Ora had planned a celebratory hike with her son to mark his return to civilian life.  She was shattered by his decision to reenlist and could not keep it together.  After leaving her son, Ora fled her home so the "notifiers" (i.e., the military officials charged with notifying families of deaths) will not be able to let her know if her son dies, thus prolonging his life.  She forces her former lover, Avram, a psychologically damaged war veteran, to go on the hike she was to have taken with her son.  While Ora and Avram are hiking, we learn about Avram, Ora's estranged husband, Ora's family and Ora. 

I could not finish the book.  It is nearly 600 pages, and it was just too much.  I knew of Grossman's reputation and loss before reading the book and was eager to read it. The book became too difficult to wade through, and I set it aside.  Grossman needed a more aggressive editor to hack away at the surplus, which made the beautifully written prose cumbersome and difficult to tackle.  I have no doubt that Grossman was pouring out his own grief in these pages, which makes not liking this novel difficult.  As a work of literature, I did not enjoy the novel.

After writing this review, I attended a discussion about this book led by an outstanding presenter.  She identified some of the significant themes Grossman tackles: immortality, the effect of a constant war on the psyche of the warrior and shifting reality, to name a few.  She also shared some of the significant plot developments that happened deep into the book.  While she agreed that the book needed a lot of editing, the themes of the book she identified may make tackling this book worthwhile for the truly persistent, dogged and determined.  For me, I was just satisfied with a great discussion and moving on to another book.

Other reviews: Boston Bibliophile (far more positive).
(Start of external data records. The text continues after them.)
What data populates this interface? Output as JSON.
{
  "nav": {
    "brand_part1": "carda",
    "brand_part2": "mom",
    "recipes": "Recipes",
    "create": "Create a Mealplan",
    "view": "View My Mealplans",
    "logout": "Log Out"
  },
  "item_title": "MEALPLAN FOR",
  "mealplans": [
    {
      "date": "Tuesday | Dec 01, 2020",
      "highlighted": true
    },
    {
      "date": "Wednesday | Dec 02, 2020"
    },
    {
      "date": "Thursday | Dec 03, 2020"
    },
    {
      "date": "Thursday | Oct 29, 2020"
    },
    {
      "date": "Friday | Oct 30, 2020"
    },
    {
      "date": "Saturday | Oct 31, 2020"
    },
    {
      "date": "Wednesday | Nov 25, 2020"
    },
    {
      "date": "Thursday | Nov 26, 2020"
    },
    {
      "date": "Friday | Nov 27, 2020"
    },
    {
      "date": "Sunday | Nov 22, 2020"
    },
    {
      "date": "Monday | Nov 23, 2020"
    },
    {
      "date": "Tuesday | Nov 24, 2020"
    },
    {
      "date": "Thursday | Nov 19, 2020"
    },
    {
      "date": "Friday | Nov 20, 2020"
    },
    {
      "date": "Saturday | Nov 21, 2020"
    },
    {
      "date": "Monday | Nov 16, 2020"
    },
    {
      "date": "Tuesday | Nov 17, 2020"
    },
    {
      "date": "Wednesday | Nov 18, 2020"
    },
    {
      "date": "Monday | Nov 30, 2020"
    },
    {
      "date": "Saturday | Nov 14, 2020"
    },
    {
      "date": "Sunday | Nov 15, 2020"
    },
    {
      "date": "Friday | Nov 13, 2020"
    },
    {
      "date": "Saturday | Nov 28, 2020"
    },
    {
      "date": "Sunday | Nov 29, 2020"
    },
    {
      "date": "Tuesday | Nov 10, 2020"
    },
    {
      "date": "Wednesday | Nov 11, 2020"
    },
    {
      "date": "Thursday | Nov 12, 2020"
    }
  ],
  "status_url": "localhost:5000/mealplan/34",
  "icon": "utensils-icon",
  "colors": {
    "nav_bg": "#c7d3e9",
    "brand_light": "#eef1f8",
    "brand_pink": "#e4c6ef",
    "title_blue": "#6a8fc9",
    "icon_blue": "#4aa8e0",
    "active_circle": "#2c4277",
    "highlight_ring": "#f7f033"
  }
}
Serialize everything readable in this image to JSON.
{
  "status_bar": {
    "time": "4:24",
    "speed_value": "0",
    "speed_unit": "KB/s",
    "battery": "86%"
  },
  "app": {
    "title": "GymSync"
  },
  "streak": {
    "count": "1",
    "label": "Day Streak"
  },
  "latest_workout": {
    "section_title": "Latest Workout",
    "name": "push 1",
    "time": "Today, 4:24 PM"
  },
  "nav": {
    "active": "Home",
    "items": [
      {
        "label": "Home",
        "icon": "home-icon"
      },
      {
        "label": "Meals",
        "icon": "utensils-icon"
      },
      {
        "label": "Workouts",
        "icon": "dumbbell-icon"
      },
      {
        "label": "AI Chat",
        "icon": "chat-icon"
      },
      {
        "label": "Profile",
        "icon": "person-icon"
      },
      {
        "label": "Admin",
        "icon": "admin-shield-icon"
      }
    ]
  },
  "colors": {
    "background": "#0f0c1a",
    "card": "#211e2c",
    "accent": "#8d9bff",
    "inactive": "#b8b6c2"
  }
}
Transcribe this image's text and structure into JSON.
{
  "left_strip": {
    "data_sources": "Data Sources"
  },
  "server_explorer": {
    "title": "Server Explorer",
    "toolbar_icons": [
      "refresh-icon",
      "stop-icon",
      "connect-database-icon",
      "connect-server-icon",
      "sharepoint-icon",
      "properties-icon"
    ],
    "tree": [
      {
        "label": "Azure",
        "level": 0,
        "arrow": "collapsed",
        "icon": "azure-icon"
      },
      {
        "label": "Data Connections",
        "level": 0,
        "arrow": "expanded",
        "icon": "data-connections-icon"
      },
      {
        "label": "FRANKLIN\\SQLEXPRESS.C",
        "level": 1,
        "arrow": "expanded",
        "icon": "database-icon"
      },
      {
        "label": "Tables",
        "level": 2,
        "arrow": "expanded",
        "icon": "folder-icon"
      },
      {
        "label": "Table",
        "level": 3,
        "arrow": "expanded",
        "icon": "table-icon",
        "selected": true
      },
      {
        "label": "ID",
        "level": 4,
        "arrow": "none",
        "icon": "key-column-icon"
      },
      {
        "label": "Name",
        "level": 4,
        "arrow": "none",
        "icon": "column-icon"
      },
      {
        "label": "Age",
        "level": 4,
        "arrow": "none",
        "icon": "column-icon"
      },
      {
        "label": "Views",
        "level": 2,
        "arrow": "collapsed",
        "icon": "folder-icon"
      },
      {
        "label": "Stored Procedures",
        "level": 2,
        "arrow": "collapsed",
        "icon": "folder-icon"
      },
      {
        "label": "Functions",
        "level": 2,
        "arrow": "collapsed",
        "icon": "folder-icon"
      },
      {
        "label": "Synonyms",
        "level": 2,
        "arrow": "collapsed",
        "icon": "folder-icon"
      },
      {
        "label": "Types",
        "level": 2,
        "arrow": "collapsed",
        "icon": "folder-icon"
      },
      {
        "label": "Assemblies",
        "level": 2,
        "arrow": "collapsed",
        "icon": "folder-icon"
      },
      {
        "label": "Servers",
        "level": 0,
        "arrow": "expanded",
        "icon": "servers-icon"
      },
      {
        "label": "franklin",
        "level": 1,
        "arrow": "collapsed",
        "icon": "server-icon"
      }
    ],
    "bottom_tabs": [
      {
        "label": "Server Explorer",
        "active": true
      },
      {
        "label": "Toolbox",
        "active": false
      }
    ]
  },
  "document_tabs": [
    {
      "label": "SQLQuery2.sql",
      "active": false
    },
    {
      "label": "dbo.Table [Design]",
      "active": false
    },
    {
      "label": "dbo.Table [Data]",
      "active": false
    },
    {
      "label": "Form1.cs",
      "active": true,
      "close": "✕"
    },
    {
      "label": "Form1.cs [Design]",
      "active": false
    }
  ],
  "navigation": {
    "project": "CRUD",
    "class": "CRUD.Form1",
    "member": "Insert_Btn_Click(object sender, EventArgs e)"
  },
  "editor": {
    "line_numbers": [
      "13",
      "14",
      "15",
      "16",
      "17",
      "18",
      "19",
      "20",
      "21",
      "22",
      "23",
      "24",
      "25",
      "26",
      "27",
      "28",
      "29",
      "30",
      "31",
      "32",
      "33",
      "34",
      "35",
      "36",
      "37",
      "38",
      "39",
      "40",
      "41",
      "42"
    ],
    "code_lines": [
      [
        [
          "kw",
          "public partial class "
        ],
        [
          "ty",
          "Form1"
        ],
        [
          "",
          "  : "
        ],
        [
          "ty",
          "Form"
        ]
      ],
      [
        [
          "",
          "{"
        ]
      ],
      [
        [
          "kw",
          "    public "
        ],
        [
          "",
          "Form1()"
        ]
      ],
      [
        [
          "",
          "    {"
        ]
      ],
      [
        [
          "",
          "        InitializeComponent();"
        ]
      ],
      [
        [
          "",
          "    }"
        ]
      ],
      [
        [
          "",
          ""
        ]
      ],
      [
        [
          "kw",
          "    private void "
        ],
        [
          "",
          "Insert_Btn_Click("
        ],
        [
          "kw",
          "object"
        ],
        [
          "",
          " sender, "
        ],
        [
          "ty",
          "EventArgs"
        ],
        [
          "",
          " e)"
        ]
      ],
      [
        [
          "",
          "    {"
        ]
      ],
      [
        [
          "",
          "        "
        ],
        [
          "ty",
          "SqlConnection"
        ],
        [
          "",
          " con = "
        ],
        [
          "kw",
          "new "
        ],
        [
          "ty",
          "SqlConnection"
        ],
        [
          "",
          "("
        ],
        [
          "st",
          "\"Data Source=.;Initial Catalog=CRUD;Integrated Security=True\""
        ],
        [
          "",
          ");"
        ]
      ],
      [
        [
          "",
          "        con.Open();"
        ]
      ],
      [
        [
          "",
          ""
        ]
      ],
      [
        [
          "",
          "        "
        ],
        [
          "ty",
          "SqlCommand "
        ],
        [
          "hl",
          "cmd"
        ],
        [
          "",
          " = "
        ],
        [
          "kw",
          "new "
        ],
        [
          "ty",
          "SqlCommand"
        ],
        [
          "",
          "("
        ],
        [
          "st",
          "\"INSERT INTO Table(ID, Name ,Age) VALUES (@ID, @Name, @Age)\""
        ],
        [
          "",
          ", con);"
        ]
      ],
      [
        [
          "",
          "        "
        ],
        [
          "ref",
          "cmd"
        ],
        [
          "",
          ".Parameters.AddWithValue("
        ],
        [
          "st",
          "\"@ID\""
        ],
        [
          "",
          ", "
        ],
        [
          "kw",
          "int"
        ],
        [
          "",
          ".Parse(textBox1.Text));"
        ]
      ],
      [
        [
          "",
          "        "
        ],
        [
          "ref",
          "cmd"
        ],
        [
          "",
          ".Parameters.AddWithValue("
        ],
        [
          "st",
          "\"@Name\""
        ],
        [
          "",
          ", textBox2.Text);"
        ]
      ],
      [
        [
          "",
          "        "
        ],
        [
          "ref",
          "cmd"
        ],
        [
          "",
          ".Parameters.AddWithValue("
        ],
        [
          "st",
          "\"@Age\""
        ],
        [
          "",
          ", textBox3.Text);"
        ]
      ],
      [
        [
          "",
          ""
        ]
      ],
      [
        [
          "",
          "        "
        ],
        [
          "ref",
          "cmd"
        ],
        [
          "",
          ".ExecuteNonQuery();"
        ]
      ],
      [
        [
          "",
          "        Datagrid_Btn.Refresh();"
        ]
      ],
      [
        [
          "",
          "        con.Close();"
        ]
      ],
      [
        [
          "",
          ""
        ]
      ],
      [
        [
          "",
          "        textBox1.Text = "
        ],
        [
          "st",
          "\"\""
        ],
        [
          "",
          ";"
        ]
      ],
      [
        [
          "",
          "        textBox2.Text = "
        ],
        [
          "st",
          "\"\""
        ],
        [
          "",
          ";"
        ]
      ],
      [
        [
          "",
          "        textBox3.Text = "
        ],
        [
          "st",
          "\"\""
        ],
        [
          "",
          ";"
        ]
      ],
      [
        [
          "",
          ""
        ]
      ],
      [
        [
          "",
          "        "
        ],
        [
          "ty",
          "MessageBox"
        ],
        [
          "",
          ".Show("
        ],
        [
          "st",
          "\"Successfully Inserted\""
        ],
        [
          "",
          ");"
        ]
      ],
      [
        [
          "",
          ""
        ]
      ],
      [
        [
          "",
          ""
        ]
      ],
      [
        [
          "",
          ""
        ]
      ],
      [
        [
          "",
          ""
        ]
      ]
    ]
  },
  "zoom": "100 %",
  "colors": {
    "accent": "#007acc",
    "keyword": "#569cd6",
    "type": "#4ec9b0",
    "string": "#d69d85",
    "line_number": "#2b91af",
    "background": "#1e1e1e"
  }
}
The novel was a nominee for the National Book Critics Circle Award as well.  (Goon Squad won that award).

A discussion with Grossman: